|Subject:||Painting, Visiting Master, Visiting Master|
|Dates:||8 May 2017 - 12 May 2017|
|Time:||10:30 to 17:30|
|Location:||Lift Youth Hub, 45 White Lion St, London N1 9PW|
In the Hindu devotional tradition, the term “Yantra” signifies an instrument of worship, namely geometrical diagrams. A Yantra could take any form, be it carved, sculpted, or painted. As with other forms, the painted yantras serve as a representation of an aspect of the divine and a model for the worship of a divinity, as the Yantra is believed to be an embodiment of dynamic elements. Therefore, the Yantra is an instrument designed to curb the psychic forces by concentrating upon the pattern in such a way that the Yantra becomes medium of visualizations, meditation and experiences which will ultimately lead to the path of self–realization.
Similarly, Mandalas are a sacred circle with geometric patterns of mystical significance. Mandalas represent the "body”, speech and mind of the Buddha and are used for initiatory, meditational and other purposes.
Mandalas are said to exist in several planes of reality, some are accessible to the ordinary human beings, and some are not.

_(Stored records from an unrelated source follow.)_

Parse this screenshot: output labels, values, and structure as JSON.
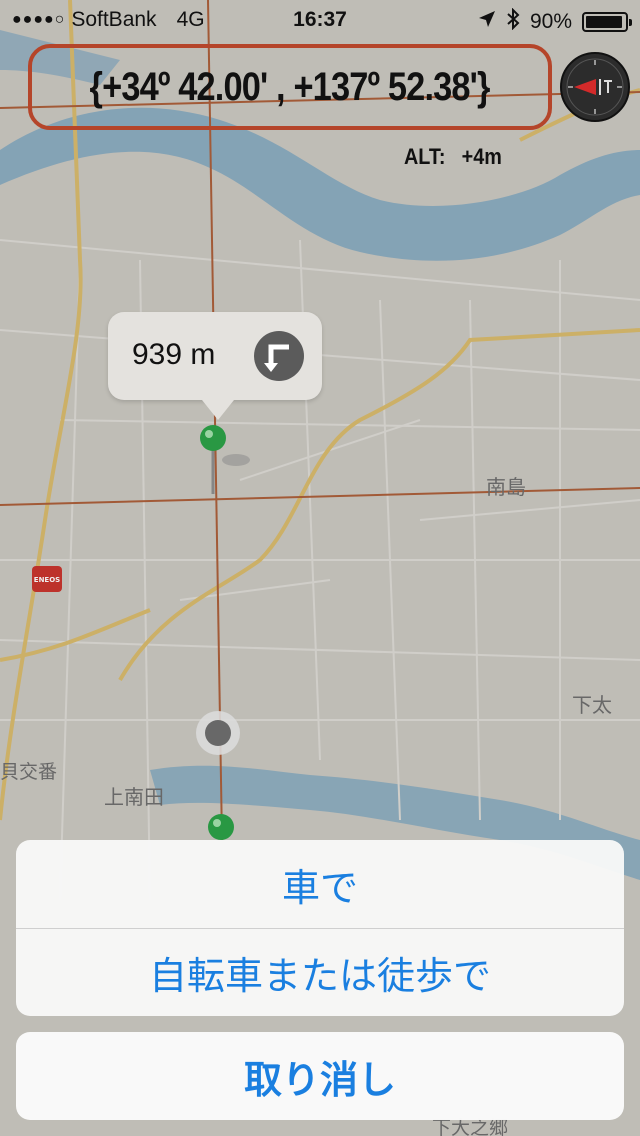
{
  "status_bar": {
    "signal": "●●●●○",
    "carrier": "SoftBank",
    "network": "4G",
    "time": "16:37",
    "battery_text": "90%",
    "battery_level": 0.9
  },
  "overlay": {
    "coordinates": "{+34º 42.00' , +137º 52.38'}",
    "altitude_label": "ALT:",
    "altitude_value": "+4m"
  },
  "map": {
    "place_labels": [
      "南島",
      "下太",
      "貝交番",
      "上南田",
      "下大之郷"
    ],
    "poi_brand": "ENEOS",
    "callout_distance": "939 m"
  },
  "action_sheet": {
    "options": [
      "車で",
      "自転車または徒歩で"
    ],
    "cancel": "取り消し"
  },
  "colors": {
    "accent": "#1a7fe0",
    "frame": "#b5452a",
    "water": "#6f9fbd",
    "road": "#d8b865",
    "route_line": "#a8562e",
    "pin": "#1e9c3c",
    "map_bg": "#c9c6bf"
  },
  "icons": [
    "location-arrow-icon",
    "bluetooth-icon",
    "battery-icon",
    "compass-icon",
    "turn-icon",
    "pin-icon",
    "gas-station-icon"
  ]
}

Participants will be given an introduction to the history, methods, materials and rituals involves in painting Yantras and Mandalas, particularly amongst the Nepalese Newar Buddhist community. Students will then choose a sample picture to trace onto a prepared canvas. The tutor will demonstrate the technique of paint application and participants will paint by themselves under the guidance of the tutor. Once the colour application is finished, the participants will learn the technique of shading, gold application and burnishing techniques. By the end of the course, participants will have completed a small Yantra or Mandala to take home with them.
Students will need to bring a palette with wells and at least three sable watercolour brushes to class, sized between 00000 and 3. All other materials will be provided.
Monday - Friday
Renuka Gurung PhD learned Paubha painting from one of the Chitrakar Masters and Vajracharya priests of Nepal and has established herself as one of the leading masters of traditional Paubha painting. Following the completion of her doctoral studies at the School, Renuka continues her work of preserving Paubha painting by researching and documenting this traditional painting method. She travels internationally exhibiting her works, conducting workshops and lectures with the aim of introducing and promoting Paubha. She recently gave presentations and workshops on Paubha at the University of Oxford and in Hong Kong, and her paintings are in various private collections in Nepal, Russia, Italy, the USA and Britain.
Upcoming Courses with Renuka Gurung
- Painting the Western Paradise Begins 17 May 2017